» Aim of the exercise:
Find the string "puts" in the data, then copy every line where it is found.

+++ Data shown

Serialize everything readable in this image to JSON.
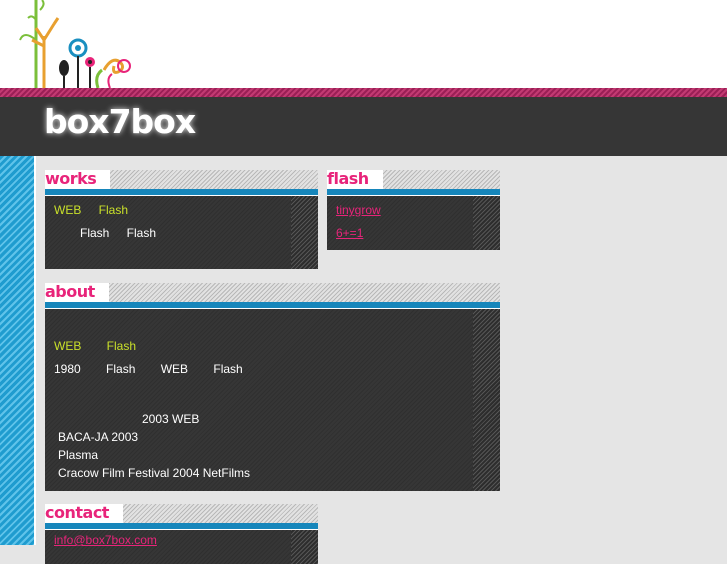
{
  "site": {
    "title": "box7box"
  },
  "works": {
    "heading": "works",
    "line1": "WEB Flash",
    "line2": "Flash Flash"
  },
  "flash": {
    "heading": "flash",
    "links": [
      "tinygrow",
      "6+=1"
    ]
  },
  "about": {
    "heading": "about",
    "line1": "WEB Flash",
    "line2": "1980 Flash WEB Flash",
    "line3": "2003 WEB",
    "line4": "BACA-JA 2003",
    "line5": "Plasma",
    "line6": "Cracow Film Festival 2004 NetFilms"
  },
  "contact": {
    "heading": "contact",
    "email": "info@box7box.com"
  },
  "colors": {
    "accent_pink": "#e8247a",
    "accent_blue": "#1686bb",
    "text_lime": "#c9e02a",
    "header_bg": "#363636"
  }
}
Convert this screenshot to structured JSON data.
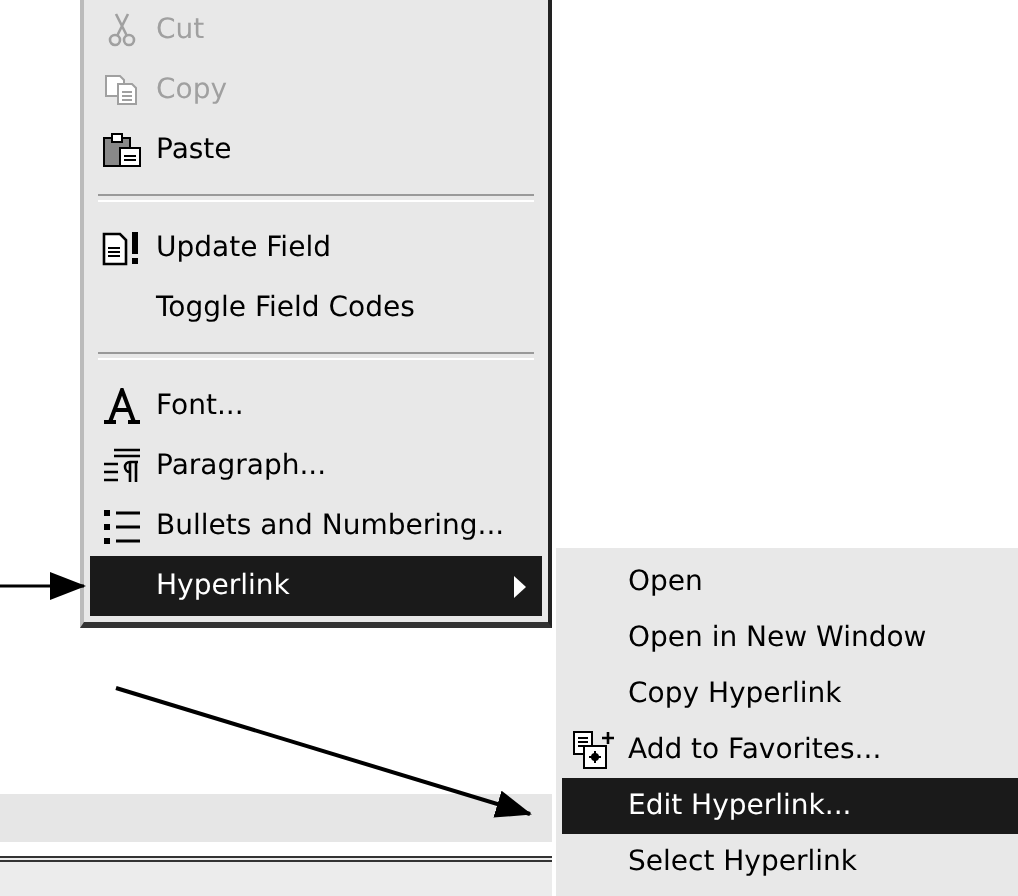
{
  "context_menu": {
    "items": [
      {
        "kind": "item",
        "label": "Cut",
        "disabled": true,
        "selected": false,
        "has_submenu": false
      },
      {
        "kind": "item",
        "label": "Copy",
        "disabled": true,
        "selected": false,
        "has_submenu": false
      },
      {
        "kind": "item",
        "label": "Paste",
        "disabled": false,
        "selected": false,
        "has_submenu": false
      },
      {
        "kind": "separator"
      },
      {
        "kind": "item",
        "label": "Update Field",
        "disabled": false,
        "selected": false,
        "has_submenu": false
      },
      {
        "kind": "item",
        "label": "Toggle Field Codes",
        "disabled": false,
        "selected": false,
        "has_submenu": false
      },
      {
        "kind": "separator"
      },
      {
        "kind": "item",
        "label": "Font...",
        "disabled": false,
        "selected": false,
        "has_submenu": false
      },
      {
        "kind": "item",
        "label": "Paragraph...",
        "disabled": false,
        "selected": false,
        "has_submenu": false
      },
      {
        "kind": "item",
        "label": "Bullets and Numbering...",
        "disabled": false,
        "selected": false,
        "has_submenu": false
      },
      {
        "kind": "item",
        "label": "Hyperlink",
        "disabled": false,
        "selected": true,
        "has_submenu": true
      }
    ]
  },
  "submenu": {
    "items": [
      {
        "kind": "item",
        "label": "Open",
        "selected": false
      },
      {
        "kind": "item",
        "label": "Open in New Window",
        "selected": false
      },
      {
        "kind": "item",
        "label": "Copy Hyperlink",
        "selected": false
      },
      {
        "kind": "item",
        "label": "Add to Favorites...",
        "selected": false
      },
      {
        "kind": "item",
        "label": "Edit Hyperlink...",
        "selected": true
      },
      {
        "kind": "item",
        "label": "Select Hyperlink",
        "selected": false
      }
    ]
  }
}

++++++
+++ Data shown

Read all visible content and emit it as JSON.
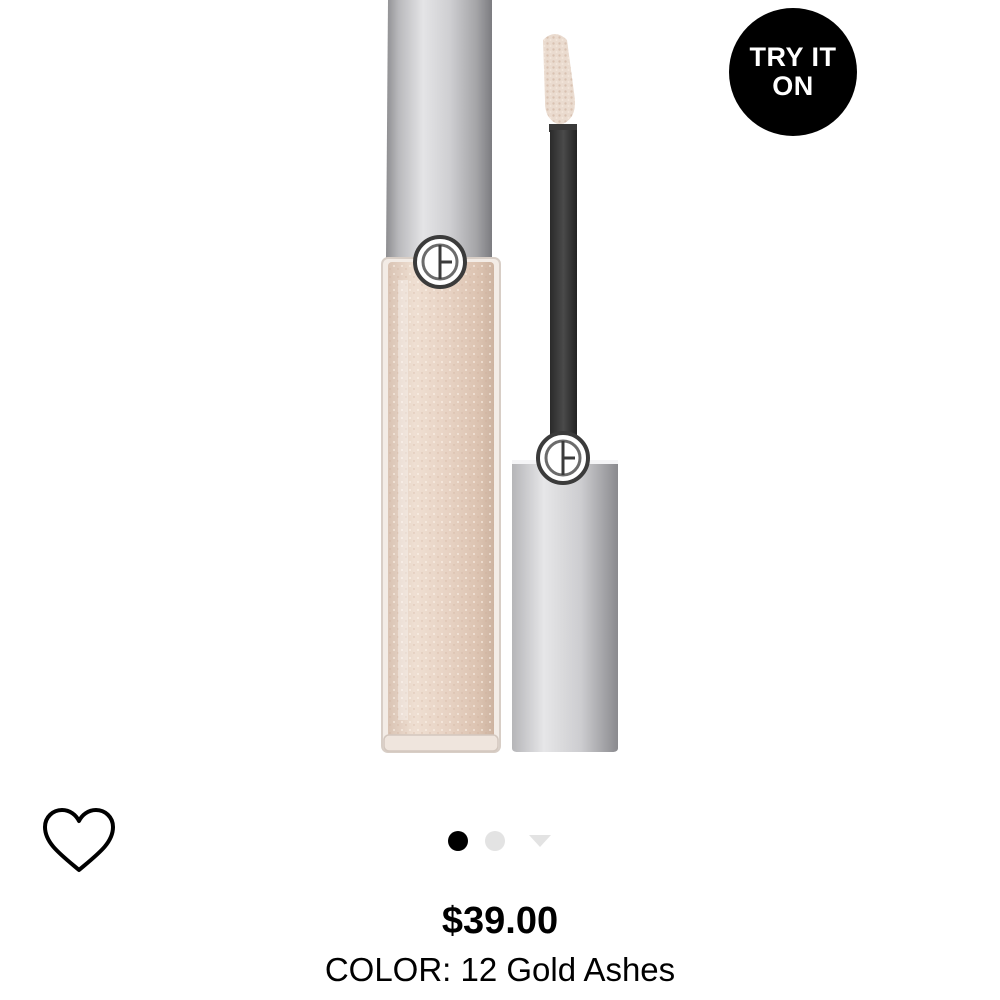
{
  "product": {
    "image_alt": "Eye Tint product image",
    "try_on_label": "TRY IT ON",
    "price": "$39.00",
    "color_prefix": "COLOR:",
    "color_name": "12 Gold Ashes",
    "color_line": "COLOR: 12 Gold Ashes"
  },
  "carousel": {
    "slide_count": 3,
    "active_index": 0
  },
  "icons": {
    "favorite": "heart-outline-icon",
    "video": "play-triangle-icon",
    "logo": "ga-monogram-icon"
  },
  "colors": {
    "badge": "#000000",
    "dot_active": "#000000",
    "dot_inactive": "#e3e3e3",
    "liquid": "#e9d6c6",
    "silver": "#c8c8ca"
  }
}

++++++
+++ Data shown

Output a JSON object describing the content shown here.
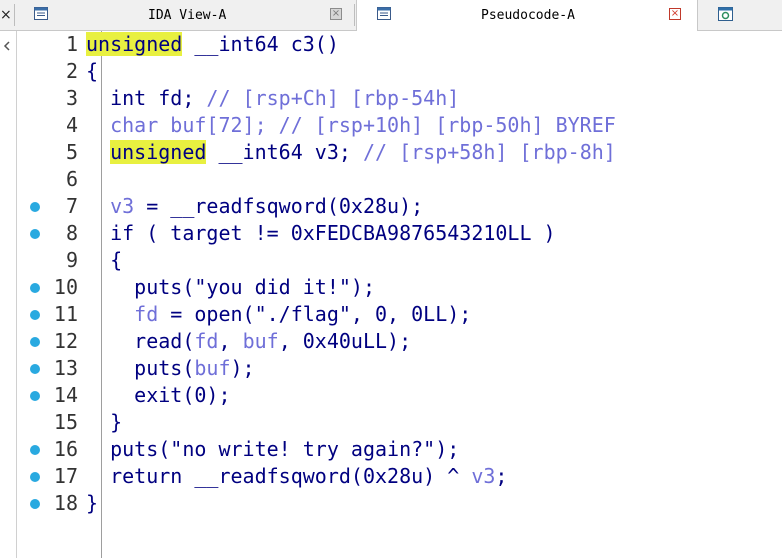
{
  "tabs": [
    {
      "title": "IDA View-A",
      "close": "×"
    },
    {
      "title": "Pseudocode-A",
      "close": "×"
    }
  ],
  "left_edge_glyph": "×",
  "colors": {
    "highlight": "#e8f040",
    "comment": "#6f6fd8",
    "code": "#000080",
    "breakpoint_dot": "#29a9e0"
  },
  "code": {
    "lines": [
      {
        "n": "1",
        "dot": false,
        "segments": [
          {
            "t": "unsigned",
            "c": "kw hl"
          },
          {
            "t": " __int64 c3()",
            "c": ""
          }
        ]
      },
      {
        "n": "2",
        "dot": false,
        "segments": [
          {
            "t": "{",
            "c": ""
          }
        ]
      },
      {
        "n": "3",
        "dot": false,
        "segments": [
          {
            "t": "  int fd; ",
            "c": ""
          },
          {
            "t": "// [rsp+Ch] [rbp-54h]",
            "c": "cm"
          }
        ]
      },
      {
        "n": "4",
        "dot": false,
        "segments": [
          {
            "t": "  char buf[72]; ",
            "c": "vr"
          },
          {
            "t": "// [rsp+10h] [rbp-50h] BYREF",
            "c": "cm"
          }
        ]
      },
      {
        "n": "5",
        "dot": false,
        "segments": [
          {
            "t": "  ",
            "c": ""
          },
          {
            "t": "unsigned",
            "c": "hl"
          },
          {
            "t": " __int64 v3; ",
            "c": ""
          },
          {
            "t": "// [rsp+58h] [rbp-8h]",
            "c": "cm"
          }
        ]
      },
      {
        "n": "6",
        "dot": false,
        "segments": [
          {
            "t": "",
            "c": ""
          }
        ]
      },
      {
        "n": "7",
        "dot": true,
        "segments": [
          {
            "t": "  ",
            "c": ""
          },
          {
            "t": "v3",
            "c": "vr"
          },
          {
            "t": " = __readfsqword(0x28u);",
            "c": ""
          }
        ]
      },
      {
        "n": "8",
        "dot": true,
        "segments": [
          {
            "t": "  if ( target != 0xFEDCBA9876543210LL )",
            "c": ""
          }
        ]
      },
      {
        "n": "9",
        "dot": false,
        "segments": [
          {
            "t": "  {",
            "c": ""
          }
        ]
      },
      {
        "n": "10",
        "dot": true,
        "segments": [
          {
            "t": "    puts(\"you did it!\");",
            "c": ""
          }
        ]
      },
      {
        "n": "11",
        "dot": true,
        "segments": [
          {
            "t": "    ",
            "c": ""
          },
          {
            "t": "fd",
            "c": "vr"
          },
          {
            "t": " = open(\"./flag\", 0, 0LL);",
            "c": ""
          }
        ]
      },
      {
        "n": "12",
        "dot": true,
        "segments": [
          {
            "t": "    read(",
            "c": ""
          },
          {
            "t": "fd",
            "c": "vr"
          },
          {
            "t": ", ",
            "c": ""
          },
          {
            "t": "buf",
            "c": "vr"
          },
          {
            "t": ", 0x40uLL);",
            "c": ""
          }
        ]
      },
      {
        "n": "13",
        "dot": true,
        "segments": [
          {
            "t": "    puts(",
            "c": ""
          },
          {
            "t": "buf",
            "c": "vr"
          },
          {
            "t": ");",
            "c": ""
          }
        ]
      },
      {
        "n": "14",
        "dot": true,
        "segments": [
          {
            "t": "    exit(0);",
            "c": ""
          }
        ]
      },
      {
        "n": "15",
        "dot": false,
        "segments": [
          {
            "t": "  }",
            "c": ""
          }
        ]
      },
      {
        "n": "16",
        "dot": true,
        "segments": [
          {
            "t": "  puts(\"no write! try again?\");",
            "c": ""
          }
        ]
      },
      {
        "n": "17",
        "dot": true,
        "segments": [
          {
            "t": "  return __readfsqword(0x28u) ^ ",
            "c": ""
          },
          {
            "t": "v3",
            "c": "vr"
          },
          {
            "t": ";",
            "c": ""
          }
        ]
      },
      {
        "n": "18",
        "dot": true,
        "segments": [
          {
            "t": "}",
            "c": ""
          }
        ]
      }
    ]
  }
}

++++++

» Reply to the task:
            "t": "    puts(\"you did it!\");",
            "t": "    puts(",
            "t": "  puts(\"no write! try again?\");",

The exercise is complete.